WORK TASK: Hunt through the entries for the word "this" and copy each line in which it appears.

PROVIDED ENTRIES:

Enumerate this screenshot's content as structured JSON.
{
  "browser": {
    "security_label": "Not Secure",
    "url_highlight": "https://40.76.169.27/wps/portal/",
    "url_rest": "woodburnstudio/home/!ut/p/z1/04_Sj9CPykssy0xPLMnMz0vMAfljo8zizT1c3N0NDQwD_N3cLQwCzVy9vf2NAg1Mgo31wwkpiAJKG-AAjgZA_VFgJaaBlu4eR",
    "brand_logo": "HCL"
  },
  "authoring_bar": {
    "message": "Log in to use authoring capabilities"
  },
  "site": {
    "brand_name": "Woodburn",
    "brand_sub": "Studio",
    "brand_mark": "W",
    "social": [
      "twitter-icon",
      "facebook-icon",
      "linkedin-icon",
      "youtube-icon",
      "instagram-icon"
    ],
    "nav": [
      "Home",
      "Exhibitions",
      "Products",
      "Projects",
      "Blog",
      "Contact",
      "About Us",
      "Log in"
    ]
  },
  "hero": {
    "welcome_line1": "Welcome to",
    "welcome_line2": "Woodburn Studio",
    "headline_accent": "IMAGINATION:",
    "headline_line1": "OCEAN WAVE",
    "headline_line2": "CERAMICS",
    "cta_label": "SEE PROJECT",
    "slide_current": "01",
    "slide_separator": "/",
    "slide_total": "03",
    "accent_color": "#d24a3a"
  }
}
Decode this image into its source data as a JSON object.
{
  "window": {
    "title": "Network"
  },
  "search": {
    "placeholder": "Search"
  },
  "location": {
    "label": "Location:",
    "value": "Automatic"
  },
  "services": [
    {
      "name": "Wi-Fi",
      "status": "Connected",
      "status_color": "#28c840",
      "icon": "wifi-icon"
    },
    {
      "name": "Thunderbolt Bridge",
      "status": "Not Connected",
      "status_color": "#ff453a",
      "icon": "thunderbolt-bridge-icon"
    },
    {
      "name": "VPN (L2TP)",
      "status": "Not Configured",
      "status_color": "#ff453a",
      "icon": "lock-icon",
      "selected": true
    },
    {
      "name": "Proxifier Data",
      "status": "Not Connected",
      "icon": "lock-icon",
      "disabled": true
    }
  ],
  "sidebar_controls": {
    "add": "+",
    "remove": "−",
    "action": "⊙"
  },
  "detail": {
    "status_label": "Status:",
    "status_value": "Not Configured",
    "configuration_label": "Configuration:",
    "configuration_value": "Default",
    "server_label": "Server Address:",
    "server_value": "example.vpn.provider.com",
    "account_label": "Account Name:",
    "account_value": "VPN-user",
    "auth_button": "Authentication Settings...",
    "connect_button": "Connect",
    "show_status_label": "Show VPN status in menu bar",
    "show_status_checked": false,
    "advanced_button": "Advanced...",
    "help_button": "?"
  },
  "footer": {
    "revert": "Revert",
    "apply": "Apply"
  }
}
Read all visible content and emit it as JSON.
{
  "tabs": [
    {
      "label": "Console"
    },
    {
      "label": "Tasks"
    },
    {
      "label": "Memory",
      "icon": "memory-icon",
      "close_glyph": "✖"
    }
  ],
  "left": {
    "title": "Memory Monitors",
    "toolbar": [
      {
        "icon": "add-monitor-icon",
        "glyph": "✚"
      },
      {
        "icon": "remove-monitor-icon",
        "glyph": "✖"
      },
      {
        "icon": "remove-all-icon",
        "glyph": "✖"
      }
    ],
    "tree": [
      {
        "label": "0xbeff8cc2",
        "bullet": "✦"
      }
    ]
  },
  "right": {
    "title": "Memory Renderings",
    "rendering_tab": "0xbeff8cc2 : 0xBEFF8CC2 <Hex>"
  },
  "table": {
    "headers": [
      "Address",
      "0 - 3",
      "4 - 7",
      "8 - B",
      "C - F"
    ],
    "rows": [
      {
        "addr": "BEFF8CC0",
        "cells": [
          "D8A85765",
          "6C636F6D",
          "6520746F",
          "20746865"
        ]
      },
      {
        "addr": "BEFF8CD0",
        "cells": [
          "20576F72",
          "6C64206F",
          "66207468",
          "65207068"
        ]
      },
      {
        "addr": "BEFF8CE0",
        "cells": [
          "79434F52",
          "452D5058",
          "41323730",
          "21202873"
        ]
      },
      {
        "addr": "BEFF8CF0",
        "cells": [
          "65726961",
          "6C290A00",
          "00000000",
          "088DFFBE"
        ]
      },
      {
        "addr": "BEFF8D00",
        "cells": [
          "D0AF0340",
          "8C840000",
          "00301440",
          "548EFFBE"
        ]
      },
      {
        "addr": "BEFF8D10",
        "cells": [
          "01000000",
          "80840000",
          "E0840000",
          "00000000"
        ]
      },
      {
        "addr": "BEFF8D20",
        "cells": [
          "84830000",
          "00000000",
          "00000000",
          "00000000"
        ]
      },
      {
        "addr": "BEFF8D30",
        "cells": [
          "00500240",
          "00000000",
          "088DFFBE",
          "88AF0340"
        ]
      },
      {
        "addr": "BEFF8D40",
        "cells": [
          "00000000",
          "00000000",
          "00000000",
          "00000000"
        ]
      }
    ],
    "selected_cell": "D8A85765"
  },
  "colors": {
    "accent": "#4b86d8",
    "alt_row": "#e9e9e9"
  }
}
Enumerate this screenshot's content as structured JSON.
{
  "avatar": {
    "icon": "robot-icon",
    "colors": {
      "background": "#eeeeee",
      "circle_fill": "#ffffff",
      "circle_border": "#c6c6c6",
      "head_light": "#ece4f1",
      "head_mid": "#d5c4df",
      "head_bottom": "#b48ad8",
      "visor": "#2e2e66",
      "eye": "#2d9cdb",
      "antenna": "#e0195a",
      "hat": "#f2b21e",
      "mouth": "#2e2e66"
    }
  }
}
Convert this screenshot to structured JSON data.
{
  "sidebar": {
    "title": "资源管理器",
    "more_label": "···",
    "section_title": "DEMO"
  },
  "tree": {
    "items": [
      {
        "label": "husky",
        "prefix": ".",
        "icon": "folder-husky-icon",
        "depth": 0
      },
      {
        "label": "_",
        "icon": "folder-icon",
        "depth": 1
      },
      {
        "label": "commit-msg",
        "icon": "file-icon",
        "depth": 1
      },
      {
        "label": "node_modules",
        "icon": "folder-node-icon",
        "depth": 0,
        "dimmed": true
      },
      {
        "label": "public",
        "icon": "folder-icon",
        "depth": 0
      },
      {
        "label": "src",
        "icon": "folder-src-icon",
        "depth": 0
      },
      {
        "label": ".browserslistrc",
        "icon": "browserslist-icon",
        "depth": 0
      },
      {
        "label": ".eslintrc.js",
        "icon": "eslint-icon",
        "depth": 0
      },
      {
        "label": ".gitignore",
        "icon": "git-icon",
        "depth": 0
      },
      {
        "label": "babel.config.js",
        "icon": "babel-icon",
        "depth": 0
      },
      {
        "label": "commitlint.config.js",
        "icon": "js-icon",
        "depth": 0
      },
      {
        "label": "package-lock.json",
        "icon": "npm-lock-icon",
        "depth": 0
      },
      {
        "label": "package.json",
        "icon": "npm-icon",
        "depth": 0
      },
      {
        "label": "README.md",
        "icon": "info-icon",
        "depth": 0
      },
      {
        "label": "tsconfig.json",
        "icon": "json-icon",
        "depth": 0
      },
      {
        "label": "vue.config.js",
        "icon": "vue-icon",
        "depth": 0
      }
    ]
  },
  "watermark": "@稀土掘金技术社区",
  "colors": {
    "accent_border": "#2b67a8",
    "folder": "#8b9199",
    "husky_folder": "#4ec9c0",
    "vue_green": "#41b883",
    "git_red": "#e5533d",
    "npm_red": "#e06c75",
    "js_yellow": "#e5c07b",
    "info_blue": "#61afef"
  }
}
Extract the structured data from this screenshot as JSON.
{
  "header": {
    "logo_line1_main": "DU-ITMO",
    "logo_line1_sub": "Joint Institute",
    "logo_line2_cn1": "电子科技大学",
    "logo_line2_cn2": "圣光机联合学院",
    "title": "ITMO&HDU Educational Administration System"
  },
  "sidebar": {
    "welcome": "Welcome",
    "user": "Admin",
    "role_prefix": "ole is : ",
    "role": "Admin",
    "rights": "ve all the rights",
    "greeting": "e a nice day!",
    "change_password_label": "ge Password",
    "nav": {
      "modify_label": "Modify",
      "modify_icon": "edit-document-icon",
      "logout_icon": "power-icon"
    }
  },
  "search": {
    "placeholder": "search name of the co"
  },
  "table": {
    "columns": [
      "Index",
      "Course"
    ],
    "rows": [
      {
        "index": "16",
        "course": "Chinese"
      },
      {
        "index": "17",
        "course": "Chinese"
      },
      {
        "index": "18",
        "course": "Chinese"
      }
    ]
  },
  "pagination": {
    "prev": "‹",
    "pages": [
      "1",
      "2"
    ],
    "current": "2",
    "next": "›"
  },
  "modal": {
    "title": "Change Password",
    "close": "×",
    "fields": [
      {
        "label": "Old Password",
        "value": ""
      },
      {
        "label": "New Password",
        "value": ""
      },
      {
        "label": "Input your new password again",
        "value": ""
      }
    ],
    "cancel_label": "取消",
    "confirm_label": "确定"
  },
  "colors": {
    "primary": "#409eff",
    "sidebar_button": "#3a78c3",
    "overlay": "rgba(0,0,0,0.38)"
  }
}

WRITTEN SOLUTION:
Enumerate this screenshot's content as structured JSON.
Decode this image into its source data as a JSON object.
Enumerate this screenshot's content as structured JSON.
Convert this screenshot to structured JSON data.
Extract the structured data from this screenshot as JSON.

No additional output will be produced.